■ Exercise prompt
Hand back the entries exactly as written, minus every picture.

■ Exercise material
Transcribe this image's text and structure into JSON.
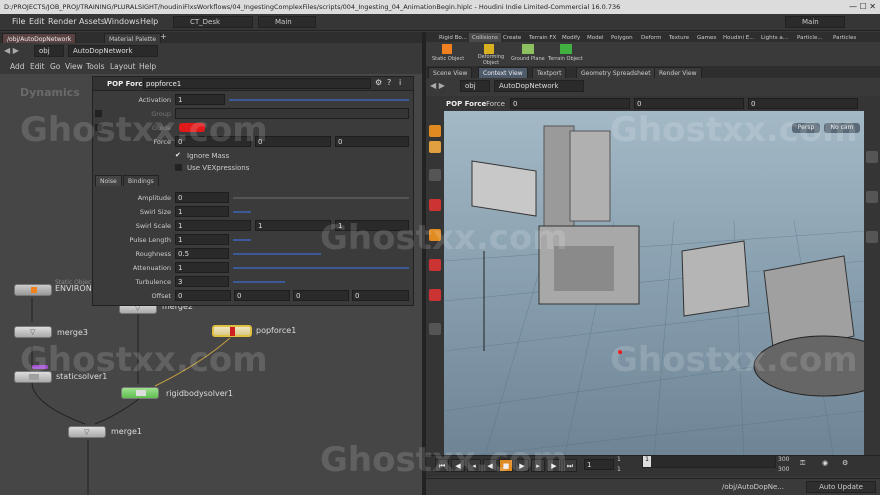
{
  "window": {
    "title": "D:/PROJECTS/JOB_PROJ/TRAINING/PLURALSIGHT/houdiniFlxsWorkflows/04_IngestingComplexFiles/scripts/004_Ingesting_04_AnimationBegin.hiplc - Houdini Indie Limited-Commercial 16.0.736"
  },
  "menu": {
    "items": [
      "File",
      "Edit",
      "Render",
      "Assets",
      "Windows",
      "Help"
    ],
    "desk": "CT_Desk",
    "main_left": "Main",
    "main_right": "Main"
  },
  "left": {
    "tabs": [
      "/obj/AutoDopNetwork",
      "Material Palette"
    ],
    "path": {
      "root": "obj",
      "network": "AutoDopNetwork"
    },
    "menu": [
      "Add",
      "Edit",
      "Go",
      "View",
      "Tools",
      "Layout",
      "Help"
    ],
    "context_label": "Dynamics",
    "nodes": {
      "environment": "ENVIRONM",
      "static_object_hint": "Static Objec",
      "merge3": "merge3",
      "merge2": "merge2",
      "popforce1": "popforce1",
      "staticsolver1": "staticsolver1",
      "rigidbodysolver1": "rigidbodysolver1",
      "merge1": "merge1"
    }
  },
  "params": {
    "node_type": "POP Force",
    "node_name": "popforce1",
    "activation": {
      "label": "Activation",
      "value": "1"
    },
    "group": {
      "label": "Group"
    },
    "guide": {
      "label": "Guide",
      "color": "#e01a1a"
    },
    "force": {
      "label": "Force",
      "x": "0",
      "y": "0",
      "z": "0"
    },
    "ignore_mass": "Ignore Mass",
    "use_vex": "Use VEXpressions",
    "subtabs": [
      "Noise",
      "Bindings"
    ],
    "amplitude": {
      "label": "Amplitude",
      "value": "0"
    },
    "swirl_size": {
      "label": "Swirl Size",
      "value": "1"
    },
    "swirl_scale": {
      "label": "Swirl Scale",
      "x": "1",
      "y": "1",
      "z": "1"
    },
    "pulse_length": {
      "label": "Pulse Length",
      "value": "1"
    },
    "roughness": {
      "label": "Roughness",
      "value": "0.5"
    },
    "attenuation": {
      "label": "Attenuation",
      "value": "1"
    },
    "turbulence": {
      "label": "Turbulence",
      "value": "3"
    },
    "offset": {
      "label": "Offset",
      "x": "0",
      "y": "0",
      "z": "0",
      "w": "0"
    }
  },
  "right": {
    "shelf_tabs": [
      "Rigid Bo...",
      "Collisions",
      "Create",
      "Terrain FX",
      "Modify",
      "Model",
      "Polygon",
      "Deform",
      "Texture",
      "Games",
      "Houdini E...",
      "Lights a...",
      "Particle...",
      "Particles"
    ],
    "shelf_tools": [
      "Static Object",
      "Deforming Object",
      "Ground Plane",
      "Terrain Object"
    ],
    "view_tabs": [
      "Scene View",
      "Context View",
      "Textport",
      "Geometry Spreadsheet",
      "Render View"
    ],
    "path": {
      "root": "obj",
      "network": "AutoDopNetwork"
    },
    "op_bar": {
      "type": "POP Force",
      "force_label": "Force",
      "x": "0",
      "y": "0",
      "z": "0"
    },
    "viewport": {
      "persp": "Persp",
      "cam": "No cam"
    }
  },
  "timeline": {
    "frame": "1",
    "start": "1",
    "start2": "1",
    "end": "300",
    "end2": "300"
  },
  "status": {
    "path": "/obj/AutoDopNe...",
    "auto_update": "Auto Update"
  },
  "watermark": "Ghostxx.com"
}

■ Output for this task
Transcribe this image's text and structure into JSON.
{
  "window": {
    "title": "D:/PROJECTS/JOB_PROJ/TRAINING/PLURALSIGHT/houdiniFlxsWorkflows/04_IngestingComplexFiles/scripts/004_Ingesting_04_AnimationBegin.hiplc - Houdini Indie Limited-Commercial 16.0.736"
  },
  "menu": {
    "items": [
      "File",
      "Edit",
      "Render",
      "Assets",
      "Windows",
      "Help"
    ],
    "desk": "CT_Desk",
    "main_left": "Main",
    "main_right": "Main"
  },
  "left": {
    "tabs": [
      "/obj/AutoDopNetwork",
      "Material Palette"
    ],
    "path": {
      "root": "obj",
      "network": "AutoDopNetwork"
    },
    "menu": [
      "Add",
      "Edit",
      "Go",
      "View",
      "Tools",
      "Layout",
      "Help"
    ],
    "context_label": "Dynamics",
    "nodes": {
      "environment": "ENVIRONM",
      "static_object_hint": "Static Objec",
      "merge3": "merge3",
      "merge2": "merge2",
      "popforce1": "popforce1",
      "staticsolver1": "staticsolver1",
      "rigidbodysolver1": "rigidbodysolver1",
      "merge1": "merge1"
    }
  },
  "params": {
    "node_type": "POP Force",
    "node_name": "popforce1",
    "activation": {
      "label": "Activation",
      "value": "1"
    },
    "group": {
      "label": "Group"
    },
    "guide": {
      "label": "Guide",
      "color": "#e01a1a"
    },
    "force": {
      "label": "Force",
      "x": "0",
      "y": "0",
      "z": "0"
    },
    "ignore_mass": "Ignore Mass",
    "use_vex": "Use VEXpressions",
    "subtabs": [
      "Noise",
      "Bindings"
    ],
    "amplitude": {
      "label": "Amplitude",
      "value": "0"
    },
    "swirl_size": {
      "label": "Swirl Size",
      "value": "1"
    },
    "swirl_scale": {
      "label": "Swirl Scale",
      "x": "1",
      "y": "1",
      "z": "1"
    },
    "pulse_length": {
      "label": "Pulse Length",
      "value": "1"
    },
    "roughness": {
      "label": "Roughness",
      "value": "0.5"
    },
    "attenuation": {
      "label": "Attenuation",
      "value": "1"
    },
    "turbulence": {
      "label": "Turbulence",
      "value": "3"
    },
    "offset": {
      "label": "Offset",
      "x": "0",
      "y": "0",
      "z": "0",
      "w": "0"
    }
  },
  "right": {
    "shelf_tabs": [
      "Rigid Bo...",
      "Collisions",
      "Create",
      "Terrain FX",
      "Modify",
      "Model",
      "Polygon",
      "Deform",
      "Texture",
      "Games",
      "Houdini E...",
      "Lights a...",
      "Particle...",
      "Particles"
    ],
    "shelf_tools": [
      "Static Object",
      "Deforming Object",
      "Ground Plane",
      "Terrain Object"
    ],
    "view_tabs": [
      "Scene View",
      "Context View",
      "Textport",
      "Geometry Spreadsheet",
      "Render View"
    ],
    "path": {
      "root": "obj",
      "network": "AutoDopNetwork"
    },
    "op_bar": {
      "type": "POP Force",
      "force_label": "Force",
      "x": "0",
      "y": "0",
      "z": "0"
    },
    "viewport": {
      "persp": "Persp",
      "cam": "No cam"
    }
  },
  "timeline": {
    "frame": "1",
    "start": "1",
    "start2": "1",
    "end": "300",
    "end2": "300"
  },
  "status": {
    "path": "/obj/AutoDopNe...",
    "auto_update": "Auto Update"
  },
  "watermark": "Ghostxx.com"
}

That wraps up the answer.